- Buckley, Jonathan D., et al. "Supplementation with a whey protein hydrolysate enhances recovery of muscle force-generating capacity following eccentric exercise." Journal of Science and Medicine in Sport 13.1 (2010): 178-181.
- Lang, Vincent, et al. "Satiating effect of proteins in healthy subjects: a comparison of egg albumin, casein, gelatin, soy protein, pea protein, and wheat gluten." The American journal of clinical nutrition 67.6 (1998): 1197-1204.
- Ndiaye, Fatou, et al. "Anti-oxidant, anti-inflammatory and immunomodulating properties of an enzymatic protein hydrolysate from yellow field pea seeds." European journal of nutrition 51.1 (2012): 29-37.
- Kerasioti, Efthalia, et al. "Anti-inflammatory effects of a special carbohydrate–whey protein cake after exhaustive cycling in humans." Food and Chemical Toxicology 61 (2013): 42-46.
- Sirtori, Cesare R., et al. "Hypocholesterolaemic effects of lupin protein and pea protein/fibre combinations in moderately hypercholesterolaemic individuals." British journal of nutrition 107.08 (2012): 1176-1183.
- Smith, Christopher E., et al. "The effect of yellow pea protein and fibre on short-term food intake, subjective appetite and glycaemic response in healthy young men." British Journal of Nutrition 108.S1 (2012): S74-S80.

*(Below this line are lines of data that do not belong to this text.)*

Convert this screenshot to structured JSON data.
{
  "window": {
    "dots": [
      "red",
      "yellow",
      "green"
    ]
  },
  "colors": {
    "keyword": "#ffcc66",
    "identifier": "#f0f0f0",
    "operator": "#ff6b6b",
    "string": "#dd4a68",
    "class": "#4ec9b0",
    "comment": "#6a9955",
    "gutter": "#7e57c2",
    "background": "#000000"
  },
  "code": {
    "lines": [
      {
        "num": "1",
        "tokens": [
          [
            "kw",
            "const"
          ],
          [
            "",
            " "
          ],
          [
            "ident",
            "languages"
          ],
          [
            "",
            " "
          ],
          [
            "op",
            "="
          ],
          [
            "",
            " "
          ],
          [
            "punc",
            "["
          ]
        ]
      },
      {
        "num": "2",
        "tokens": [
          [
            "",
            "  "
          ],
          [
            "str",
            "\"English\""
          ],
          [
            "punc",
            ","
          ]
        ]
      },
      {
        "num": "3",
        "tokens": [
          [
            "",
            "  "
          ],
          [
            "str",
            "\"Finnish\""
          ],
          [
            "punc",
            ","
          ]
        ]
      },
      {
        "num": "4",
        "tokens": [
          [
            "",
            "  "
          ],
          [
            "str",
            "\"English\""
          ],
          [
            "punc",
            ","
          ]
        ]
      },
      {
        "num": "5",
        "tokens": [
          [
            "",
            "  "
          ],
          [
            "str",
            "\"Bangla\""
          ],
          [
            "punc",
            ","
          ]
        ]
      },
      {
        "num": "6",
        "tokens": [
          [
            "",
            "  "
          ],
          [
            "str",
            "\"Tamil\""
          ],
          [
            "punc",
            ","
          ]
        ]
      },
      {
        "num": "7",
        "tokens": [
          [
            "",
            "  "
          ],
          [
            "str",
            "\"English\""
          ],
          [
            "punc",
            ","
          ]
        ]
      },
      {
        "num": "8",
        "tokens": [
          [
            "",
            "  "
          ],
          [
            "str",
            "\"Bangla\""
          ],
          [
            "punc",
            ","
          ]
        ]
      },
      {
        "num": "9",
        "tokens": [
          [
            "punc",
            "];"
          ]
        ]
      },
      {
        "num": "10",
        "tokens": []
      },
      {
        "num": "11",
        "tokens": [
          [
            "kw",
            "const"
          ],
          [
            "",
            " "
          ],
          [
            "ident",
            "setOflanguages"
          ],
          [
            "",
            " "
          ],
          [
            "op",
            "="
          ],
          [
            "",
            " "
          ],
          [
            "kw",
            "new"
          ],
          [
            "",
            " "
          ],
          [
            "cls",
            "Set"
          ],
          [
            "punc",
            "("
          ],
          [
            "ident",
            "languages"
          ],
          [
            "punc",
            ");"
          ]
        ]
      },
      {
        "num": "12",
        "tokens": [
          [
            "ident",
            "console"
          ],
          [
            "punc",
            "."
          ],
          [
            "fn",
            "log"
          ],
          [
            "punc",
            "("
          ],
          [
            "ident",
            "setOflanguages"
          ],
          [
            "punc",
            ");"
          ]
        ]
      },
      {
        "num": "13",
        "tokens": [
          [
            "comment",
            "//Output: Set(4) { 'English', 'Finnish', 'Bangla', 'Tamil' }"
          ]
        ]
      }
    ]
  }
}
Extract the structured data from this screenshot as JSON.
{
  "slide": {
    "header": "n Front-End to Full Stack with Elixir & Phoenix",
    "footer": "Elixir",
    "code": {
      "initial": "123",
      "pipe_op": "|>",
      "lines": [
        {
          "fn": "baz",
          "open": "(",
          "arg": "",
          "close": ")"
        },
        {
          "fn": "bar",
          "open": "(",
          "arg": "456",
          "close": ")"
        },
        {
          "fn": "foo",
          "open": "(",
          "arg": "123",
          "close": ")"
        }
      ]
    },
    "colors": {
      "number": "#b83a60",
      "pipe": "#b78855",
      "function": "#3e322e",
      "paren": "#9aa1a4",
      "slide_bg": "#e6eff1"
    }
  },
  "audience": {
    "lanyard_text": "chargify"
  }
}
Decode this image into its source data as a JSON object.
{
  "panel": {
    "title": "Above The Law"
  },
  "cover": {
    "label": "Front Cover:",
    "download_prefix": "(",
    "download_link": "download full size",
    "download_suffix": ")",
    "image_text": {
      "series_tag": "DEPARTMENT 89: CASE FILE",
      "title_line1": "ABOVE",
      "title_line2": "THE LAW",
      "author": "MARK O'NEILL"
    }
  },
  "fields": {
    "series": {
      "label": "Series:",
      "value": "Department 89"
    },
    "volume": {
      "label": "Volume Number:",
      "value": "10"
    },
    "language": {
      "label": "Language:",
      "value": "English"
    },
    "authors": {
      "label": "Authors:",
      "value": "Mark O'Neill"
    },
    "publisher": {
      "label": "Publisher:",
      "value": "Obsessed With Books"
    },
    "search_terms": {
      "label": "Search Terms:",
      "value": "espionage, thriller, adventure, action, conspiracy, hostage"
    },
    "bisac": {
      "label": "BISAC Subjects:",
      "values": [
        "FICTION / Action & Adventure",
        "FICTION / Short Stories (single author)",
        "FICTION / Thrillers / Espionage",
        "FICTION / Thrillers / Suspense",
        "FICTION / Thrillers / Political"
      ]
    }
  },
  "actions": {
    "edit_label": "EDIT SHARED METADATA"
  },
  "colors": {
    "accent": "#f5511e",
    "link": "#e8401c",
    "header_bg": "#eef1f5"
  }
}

- Sugawara, Keiyu, et al. "Effect of anti-inflammatory supplementation with whey peptide and exercise therapy in patients with COPD." Respiratory medicine 106.11 (2012): 1526-1534.